▶ **Assigned task**: The pictures stay out; all of the data is to be printed exactly.

▶

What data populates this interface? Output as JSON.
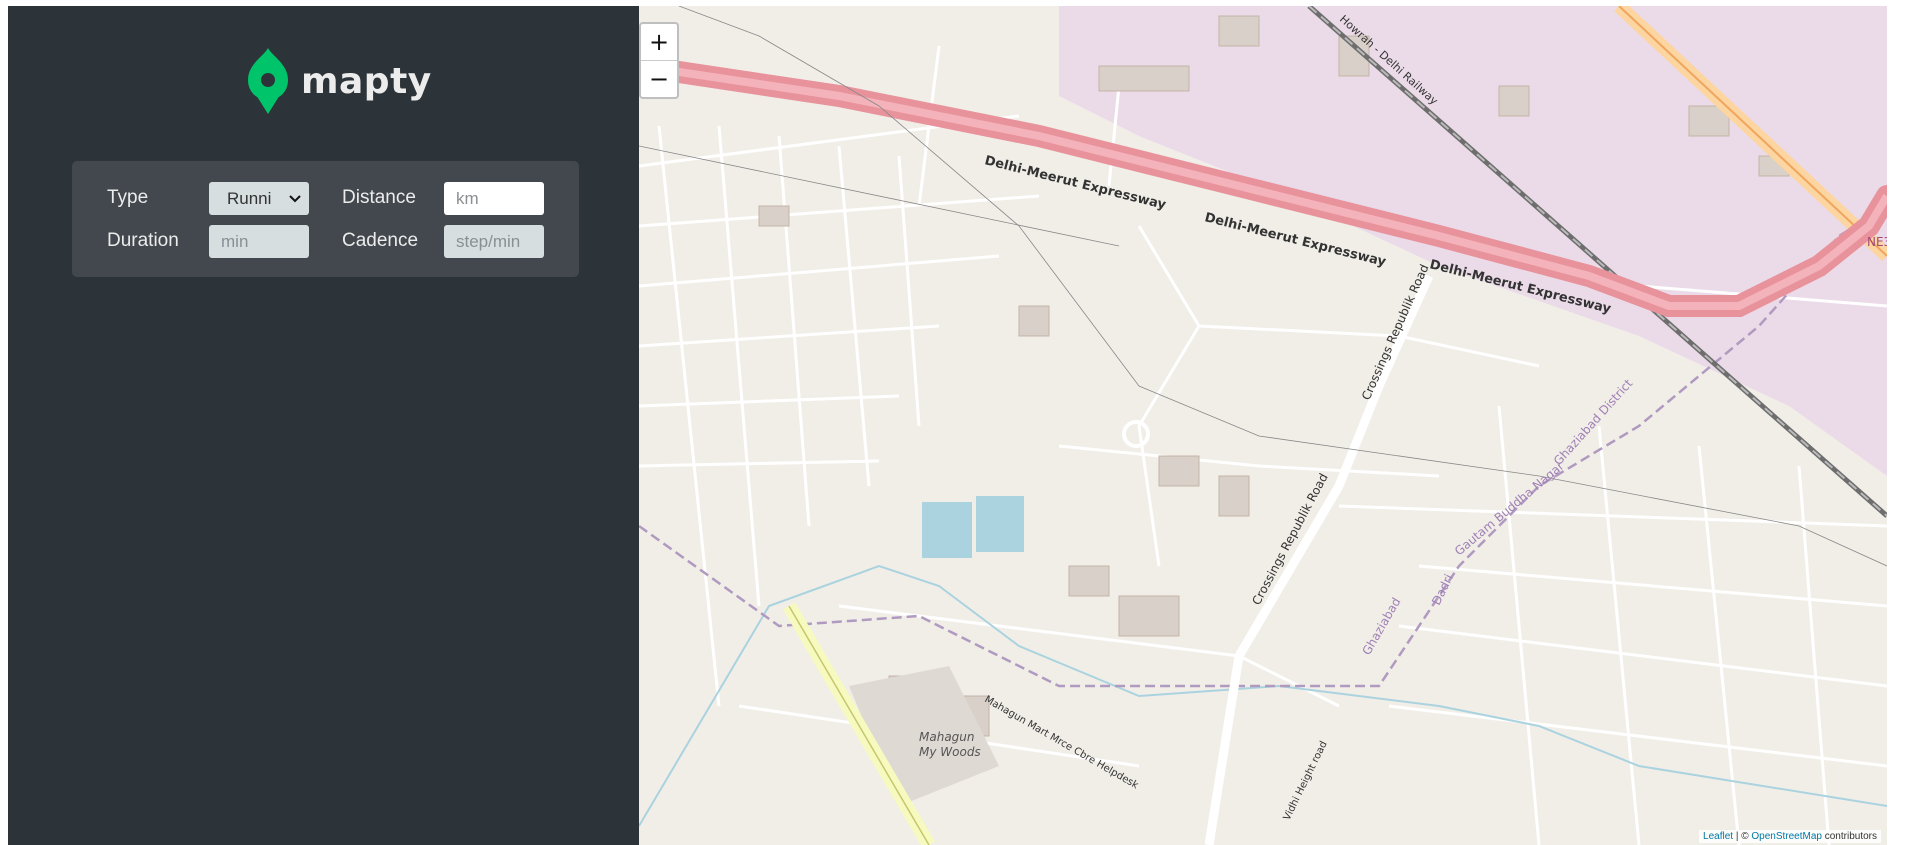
{
  "app": {
    "name": "mapty"
  },
  "form": {
    "type_label": "Type",
    "type_selected": "Runni",
    "distance_label": "Distance",
    "distance_placeholder": "km",
    "duration_label": "Duration",
    "duration_placeholder": "min",
    "cadence_label": "Cadence",
    "cadence_placeholder": "step/min"
  },
  "map": {
    "zoom_in": "+",
    "zoom_out": "−",
    "labels": {
      "expressway_1": "Delhi-Meerut Expressway",
      "expressway_2": "Delhi-Meerut Expressway",
      "expressway_3": "Delhi-Meerut Expressway",
      "railway": "Howrah - Delhi Railway",
      "road_1": "Crossings Republik Road",
      "road_2": "Crossings Republik Road",
      "district": "Ghaziabad District",
      "gautam": "Gautam Buddha Nagar",
      "dadri": "Dadri",
      "ghaziabad": "Ghaziabad",
      "mahagun_1": "Mahagun",
      "mahagun_2": "My Woods",
      "mahagun_mart": "Mahagun Mart Mrce Cbre Helpdesk",
      "vidhi": "Vidhi Height road",
      "ne3": "NE3"
    },
    "attribution": {
      "leaflet": "Leaflet",
      "separator": " | © ",
      "osm": "OpenStreetMap",
      "contributors": " contributors"
    }
  },
  "colors": {
    "sidebar_bg": "#2d3439",
    "form_bg": "#42484d",
    "brand_green": "#00c46a",
    "expressway": "#e8929c",
    "industrial": "#ebdbe8",
    "water": "#aad3df"
  }
}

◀

▶ **Solved exercise**:
What data populates this interface? Output as JSON.
{
  "app": {
    "name": "mapty"
  },
  "form": {
    "type_label": "Type",
    "type_selected": "Runni",
    "distance_label": "Distance",
    "distance_placeholder": "km",
    "duration_label": "Duration",
    "duration_placeholder": "min",
    "cadence_label": "Cadence",
    "cadence_placeholder": "step/min"
  },
  "map": {
    "zoom_in": "+",
    "zoom_out": "−",
    "labels": {
      "expressway_1": "Delhi-Meerut Expressway",
      "expressway_2": "Delhi-Meerut Expressway",
      "expressway_3": "Delhi-Meerut Expressway",
      "railway": "Howrah - Delhi Railway",
      "road_1": "Crossings Republik Road",
      "road_2": "Crossings Republik Road",
      "district": "Ghaziabad District",
      "gautam": "Gautam Buddha Nagar",
      "dadri": "Dadri",
      "ghaziabad": "Ghaziabad",
      "mahagun_1": "Mahagun",
      "mahagun_2": "My Woods",
      "mahagun_mart": "Mahagun Mart Mrce Cbre Helpdesk",
      "vidhi": "Vidhi Height road",
      "ne3": "NE3"
    },
    "attribution": {
      "leaflet": "Leaflet",
      "separator": " | © ",
      "osm": "OpenStreetMap",
      "contributors": " contributors"
    }
  },
  "colors": {
    "sidebar_bg": "#2d3439",
    "form_bg": "#42484d",
    "brand_green": "#00c46a",
    "expressway": "#e8929c",
    "industrial": "#ebdbe8",
    "water": "#aad3df"
  }
}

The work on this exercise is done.